- **What is expected**
Print the listing below exactly, images excluded.

- **Supplied information**
-- Opening Marker --
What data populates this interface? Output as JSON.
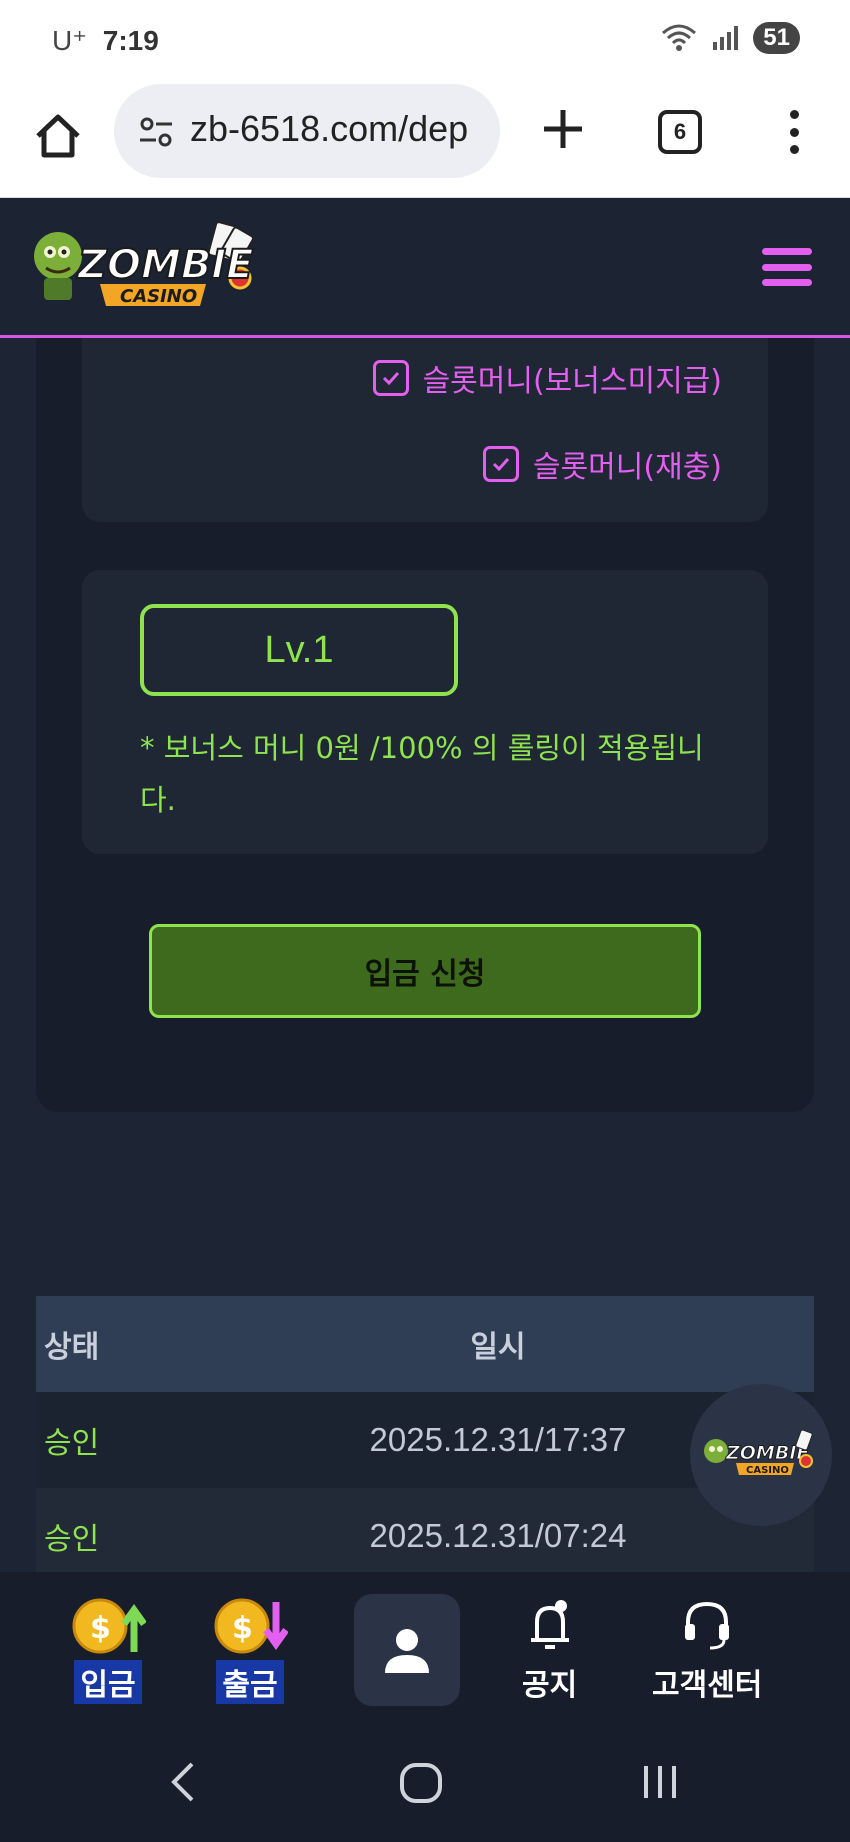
{
  "status_bar": {
    "carrier": "U⁺",
    "time": "7:19",
    "battery": "51"
  },
  "browser": {
    "url": "zb-6518.com/dep",
    "tab_count": "6"
  },
  "site": {
    "logo_text": "ZOMBIE",
    "logo_sub": "CASINO",
    "accent_color": "#e35ff0",
    "green_color": "#8ee34f"
  },
  "options": {
    "items": [
      {
        "label": "슬롯머니(보너스미지급)",
        "checked": true
      },
      {
        "label": "슬롯머니(재충)",
        "checked": true
      }
    ]
  },
  "level": {
    "label": "Lv.1",
    "note": "* 보너스 머니 0원 /100% 의 롤링이 적용됩니다."
  },
  "deposit_button": "입금 신청",
  "history": {
    "headers": [
      "상태",
      "일시"
    ],
    "rows": [
      {
        "status": "승인",
        "datetime": "2025.12.31/17:37"
      },
      {
        "status": "승인",
        "datetime": "2025.12.31/07:24"
      }
    ]
  },
  "bottom_nav": {
    "deposit": "입금",
    "withdraw": "출금",
    "notice": "공지",
    "support": "고객센터"
  }
}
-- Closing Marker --
- **Output of the exercise**
What data populates this interface? Output as JSON.
{
  "status_bar": {
    "carrier": "U⁺",
    "time": "7:19",
    "battery": "51"
  },
  "browser": {
    "url": "zb-6518.com/dep",
    "tab_count": "6"
  },
  "site": {
    "logo_text": "ZOMBIE",
    "logo_sub": "CASINO",
    "accent_color": "#e35ff0",
    "green_color": "#8ee34f"
  },
  "options": {
    "items": [
      {
        "label": "슬롯머니(보너스미지급)",
        "checked": true
      },
      {
        "label": "슬롯머니(재충)",
        "checked": true
      }
    ]
  },
  "level": {
    "label": "Lv.1",
    "note": "* 보너스 머니 0원 /100% 의 롤링이 적용됩니다."
  },
  "deposit_button": "입금 신청",
  "history": {
    "headers": [
      "상태",
      "일시"
    ],
    "rows": [
      {
        "status": "승인",
        "datetime": "2025.12.31/17:37"
      },
      {
        "status": "승인",
        "datetime": "2025.12.31/07:24"
      }
    ]
  },
  "bottom_nav": {
    "deposit": "입금",
    "withdraw": "출금",
    "notice": "공지",
    "support": "고객센터"
  }
}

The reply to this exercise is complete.